201 American Places: An Introduction to American Studies
William Gleason, Department of English
Ricardo Montez, Society of Fellows, Department of English
An interdisciplinary introduction to the materials and methods of American Studies, focusing on the significance of place in U.S. history, society, and culture. We will look at place through several interpretive lenses, including social history, environmental studies, and cultural studies. For Fall 2009, the course will focus on four iconic cities: Los Angeles, New York, Detroit, and San Antonio. Specific topics may include: colonial contact zones; race and the built environment; migration and labor; music and citizenship. Texts and contexts will be equally wide-ranging, drawing on film, photography, architecture, history, music, and fiction.
Emily Thompson, Department of History
This American Studies seminar explores the historical meaning of sound, music, and noise in American culture, and examines how new sonic technologies shape, and are shaped by, the values of the cultures that produce them. Topics range from the sonic characterization of Native Americans by European colonists, to the transformation of musical culture through digital technologies like the iPod. We will consider sound on slave plantations, in modern cities, in cinemas and shopping malls. We will examine how -- in all these places -- people’s lives were shaped by what they heard.
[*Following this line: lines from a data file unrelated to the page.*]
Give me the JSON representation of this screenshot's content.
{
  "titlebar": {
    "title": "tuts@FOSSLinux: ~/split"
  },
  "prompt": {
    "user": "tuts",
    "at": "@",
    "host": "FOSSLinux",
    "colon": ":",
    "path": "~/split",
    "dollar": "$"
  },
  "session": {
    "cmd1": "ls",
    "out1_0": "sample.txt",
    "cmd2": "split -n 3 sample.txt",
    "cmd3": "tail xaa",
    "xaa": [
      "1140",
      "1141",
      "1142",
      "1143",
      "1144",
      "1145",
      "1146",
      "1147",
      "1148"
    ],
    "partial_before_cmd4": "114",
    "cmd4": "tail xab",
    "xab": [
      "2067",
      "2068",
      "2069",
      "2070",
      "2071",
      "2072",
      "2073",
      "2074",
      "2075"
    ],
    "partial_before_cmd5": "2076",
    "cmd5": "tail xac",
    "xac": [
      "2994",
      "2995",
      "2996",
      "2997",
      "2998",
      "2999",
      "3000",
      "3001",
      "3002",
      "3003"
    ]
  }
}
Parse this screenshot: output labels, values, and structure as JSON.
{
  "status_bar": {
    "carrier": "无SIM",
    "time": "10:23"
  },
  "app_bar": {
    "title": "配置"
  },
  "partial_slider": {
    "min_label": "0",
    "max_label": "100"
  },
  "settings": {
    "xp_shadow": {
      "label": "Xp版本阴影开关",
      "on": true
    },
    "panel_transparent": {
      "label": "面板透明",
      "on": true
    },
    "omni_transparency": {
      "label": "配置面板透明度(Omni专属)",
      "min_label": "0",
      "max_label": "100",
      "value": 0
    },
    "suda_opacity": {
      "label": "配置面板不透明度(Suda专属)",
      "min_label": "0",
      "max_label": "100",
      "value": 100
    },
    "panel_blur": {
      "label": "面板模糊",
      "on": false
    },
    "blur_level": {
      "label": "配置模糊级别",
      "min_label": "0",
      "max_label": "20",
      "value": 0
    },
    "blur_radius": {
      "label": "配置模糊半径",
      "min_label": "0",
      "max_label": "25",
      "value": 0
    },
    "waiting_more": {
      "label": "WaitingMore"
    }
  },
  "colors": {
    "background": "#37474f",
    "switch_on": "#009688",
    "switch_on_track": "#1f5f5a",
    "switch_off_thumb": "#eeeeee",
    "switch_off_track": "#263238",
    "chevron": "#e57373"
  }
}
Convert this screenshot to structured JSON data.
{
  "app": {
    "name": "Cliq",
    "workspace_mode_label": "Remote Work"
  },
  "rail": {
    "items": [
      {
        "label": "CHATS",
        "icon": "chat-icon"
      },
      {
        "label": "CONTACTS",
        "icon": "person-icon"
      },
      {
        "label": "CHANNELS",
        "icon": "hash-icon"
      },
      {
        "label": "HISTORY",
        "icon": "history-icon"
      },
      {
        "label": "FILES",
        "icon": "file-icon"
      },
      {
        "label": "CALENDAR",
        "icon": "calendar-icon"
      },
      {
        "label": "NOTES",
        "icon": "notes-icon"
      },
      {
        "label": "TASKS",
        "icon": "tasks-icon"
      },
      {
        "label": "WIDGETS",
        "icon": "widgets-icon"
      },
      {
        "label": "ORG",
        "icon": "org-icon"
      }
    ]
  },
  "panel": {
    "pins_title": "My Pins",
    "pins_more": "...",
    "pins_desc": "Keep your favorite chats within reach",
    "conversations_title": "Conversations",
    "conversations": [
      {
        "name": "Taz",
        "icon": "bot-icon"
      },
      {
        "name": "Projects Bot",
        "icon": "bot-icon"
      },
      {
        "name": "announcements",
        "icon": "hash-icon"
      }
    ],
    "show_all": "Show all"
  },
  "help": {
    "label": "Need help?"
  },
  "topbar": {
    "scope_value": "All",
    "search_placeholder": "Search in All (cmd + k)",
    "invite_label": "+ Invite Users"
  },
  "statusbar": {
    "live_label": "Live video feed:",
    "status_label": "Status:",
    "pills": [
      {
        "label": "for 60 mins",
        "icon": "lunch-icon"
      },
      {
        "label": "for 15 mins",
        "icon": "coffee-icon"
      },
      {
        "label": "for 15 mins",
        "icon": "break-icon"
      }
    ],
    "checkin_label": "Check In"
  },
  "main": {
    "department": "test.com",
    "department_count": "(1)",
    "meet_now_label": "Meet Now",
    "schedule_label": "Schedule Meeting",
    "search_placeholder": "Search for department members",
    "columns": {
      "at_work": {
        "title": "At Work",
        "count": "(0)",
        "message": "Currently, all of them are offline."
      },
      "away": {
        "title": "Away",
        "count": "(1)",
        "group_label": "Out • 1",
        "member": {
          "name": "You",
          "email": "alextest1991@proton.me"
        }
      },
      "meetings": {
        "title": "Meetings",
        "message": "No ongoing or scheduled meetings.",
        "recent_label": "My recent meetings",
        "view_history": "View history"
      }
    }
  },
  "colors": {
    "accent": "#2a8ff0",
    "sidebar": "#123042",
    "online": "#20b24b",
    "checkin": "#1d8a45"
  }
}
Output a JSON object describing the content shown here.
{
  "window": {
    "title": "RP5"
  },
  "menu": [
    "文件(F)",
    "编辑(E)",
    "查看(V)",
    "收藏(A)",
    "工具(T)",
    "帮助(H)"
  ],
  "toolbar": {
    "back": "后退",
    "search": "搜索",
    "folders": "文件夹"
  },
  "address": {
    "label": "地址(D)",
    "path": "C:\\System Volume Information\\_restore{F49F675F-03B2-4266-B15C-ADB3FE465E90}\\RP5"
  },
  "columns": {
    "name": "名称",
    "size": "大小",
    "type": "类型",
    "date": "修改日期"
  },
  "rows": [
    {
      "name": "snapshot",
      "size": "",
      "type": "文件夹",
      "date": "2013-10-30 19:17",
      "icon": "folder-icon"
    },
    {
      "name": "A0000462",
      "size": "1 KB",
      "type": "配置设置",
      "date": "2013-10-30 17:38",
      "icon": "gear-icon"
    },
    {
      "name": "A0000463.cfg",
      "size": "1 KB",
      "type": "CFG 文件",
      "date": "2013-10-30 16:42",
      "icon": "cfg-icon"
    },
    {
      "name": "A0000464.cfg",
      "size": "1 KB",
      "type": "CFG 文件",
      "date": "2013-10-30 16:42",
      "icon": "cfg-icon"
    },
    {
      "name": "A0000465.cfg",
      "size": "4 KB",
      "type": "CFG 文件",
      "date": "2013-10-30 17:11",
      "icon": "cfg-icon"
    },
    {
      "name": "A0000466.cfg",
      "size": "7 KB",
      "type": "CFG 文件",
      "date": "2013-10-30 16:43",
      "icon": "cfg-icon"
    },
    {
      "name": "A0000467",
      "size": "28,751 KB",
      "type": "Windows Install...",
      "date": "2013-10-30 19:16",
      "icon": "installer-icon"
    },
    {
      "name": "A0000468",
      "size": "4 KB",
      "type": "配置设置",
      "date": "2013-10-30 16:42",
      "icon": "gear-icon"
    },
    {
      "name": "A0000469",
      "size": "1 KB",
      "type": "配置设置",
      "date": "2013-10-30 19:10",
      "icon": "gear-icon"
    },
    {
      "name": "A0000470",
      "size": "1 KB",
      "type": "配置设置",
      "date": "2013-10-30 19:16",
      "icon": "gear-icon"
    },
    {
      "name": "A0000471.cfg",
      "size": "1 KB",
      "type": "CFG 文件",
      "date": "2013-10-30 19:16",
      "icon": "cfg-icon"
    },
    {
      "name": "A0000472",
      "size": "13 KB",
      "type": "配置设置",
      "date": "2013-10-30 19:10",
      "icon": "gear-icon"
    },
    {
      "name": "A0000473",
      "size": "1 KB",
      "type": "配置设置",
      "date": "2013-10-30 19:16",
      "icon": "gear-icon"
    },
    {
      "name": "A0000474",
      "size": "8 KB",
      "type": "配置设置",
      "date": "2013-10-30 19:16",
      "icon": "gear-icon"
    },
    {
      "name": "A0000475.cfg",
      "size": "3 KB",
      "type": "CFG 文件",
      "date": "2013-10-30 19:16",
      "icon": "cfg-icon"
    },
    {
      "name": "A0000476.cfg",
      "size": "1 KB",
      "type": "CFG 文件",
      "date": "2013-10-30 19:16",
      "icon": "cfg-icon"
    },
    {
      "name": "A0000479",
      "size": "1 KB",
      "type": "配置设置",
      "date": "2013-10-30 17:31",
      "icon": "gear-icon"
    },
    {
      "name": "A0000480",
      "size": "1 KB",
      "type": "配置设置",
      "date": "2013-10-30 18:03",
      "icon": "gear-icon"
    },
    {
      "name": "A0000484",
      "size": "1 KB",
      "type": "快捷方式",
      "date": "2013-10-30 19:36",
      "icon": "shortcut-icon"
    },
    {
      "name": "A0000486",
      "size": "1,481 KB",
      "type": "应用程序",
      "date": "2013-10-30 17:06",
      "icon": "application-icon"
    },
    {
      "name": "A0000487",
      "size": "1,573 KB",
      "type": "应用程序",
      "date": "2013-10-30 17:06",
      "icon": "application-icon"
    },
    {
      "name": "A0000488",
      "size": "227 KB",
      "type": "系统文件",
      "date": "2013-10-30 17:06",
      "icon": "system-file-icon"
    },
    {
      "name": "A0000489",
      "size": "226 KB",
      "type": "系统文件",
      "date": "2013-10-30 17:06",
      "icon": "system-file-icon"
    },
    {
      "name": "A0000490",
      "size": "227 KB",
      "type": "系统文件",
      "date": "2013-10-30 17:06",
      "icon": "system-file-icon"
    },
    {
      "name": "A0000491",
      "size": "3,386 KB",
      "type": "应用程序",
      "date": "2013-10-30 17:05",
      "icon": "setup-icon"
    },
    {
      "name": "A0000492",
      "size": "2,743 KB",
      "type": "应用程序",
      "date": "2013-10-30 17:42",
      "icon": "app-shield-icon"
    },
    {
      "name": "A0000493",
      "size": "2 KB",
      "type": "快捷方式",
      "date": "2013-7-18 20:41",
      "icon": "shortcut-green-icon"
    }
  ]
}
Although the idea of an “American Judaism” emerged in the early decades of the nineteenth century, scholars have yet to define this concept in precise terms and explain how it differs from a simpler historical understanding of “Judaism in America.” Our seminar will examine the Americanization of Judaism beginning with earliest transplanted Iberian concepts of Judaism in the “new world” to the transformation of Jewish religious life in the United States. Special attention will be paid to Jewish theology, the rabbinate, gender, denominationalism and the polity of the American synagogue.
Civil society is the arena of voluntary organizations (churches, social welfare organizations, sporting clubs) and communal activity. Scholars now tell us that such voluntary and cooperative activities create “social capital” – a stock of mutual trust that forms the glue that holds society together. The course will be devoted to the study of the history of these concepts, and to the analysis of their application to the United States and other societies. This will be an interdisciplinary effort, embracing history, philosophy, anthropology, sociology and other disciplines.
Between 1910 and 1940, African Americans migrated from rural to urban areas. This interdisciplinary course will focus on cultural geography, or how the resulting changes and realignments of place and space shaped American culture and continue to affect understandings of African American identity and culture.
Jill S. Dolan, Department of English; Program in Theater and Dance
Linda Colley, Department of History
This course, taught by a historian and a writer, will study signal autobiographical writing in trans-Atlantic comparison, from the master diarist Samuel Pepys, through lives bogus (Robinson Crusoe), stoically female (a Maine midwife), and boyishly on the make (Boswell, Franklin). We will encounter self-consciously marginal Irishmen (Yeats, Joyce) and Southerners (Agee, Welty), the nervous splendor of Bloomsbury (Woolf), the distant battlefields of Vietnam (Herr) and the nearer trenches of family dysfunction (Gosse, Franzen.) Themes include attitudes towards place, faith, work, privacy, intimacy, gender, fame, confession, and self-fashioning.
It's clear that long-cherished notions of creativity are under attack, eroded by file-sharing, media culture, widespread sampling, and digital replication. How does writing respond to this new environment? This workshop will rise to that challenge by employing strategies of appropriation, replication, plagiarism, piracy, sampling, plundering, as compositional methods. Along the way, we'll trace the rich history of forgery, frauds, hoaxes, avatars, and impersonations spanning the arts, with a particular emphasis on how they employ language. We'll see how the modernist notions of chance, procedure, repetition, and the aesthetics of boredom dovetail with popular culture to usurp conventional notions of time, place, and identity, all as expressed linguistically.